§ **Try it**
Among the entries below, find the lines with "date" and copy them.
━━━━━ Data records ━━━━━
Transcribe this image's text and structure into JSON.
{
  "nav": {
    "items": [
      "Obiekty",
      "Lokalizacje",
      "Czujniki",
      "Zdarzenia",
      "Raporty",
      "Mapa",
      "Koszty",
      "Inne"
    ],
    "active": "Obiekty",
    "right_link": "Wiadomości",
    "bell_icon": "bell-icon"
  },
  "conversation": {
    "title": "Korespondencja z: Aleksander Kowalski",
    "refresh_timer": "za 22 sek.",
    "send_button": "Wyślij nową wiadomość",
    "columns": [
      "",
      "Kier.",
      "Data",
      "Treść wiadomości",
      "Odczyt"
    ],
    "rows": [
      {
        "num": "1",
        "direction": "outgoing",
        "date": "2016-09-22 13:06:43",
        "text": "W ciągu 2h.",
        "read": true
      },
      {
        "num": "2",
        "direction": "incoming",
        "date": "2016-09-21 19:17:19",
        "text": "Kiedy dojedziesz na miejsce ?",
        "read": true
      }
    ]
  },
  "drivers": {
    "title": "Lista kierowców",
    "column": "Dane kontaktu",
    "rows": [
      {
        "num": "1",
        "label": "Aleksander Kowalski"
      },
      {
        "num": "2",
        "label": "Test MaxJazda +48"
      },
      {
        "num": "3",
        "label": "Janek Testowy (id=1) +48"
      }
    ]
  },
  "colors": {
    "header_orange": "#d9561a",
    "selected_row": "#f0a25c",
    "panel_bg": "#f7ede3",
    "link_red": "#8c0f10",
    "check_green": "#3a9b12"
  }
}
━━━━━
§ **The answer**
        "date": "2016-09-22 13:06:43",
        "date": "2016-09-21 19:17:19",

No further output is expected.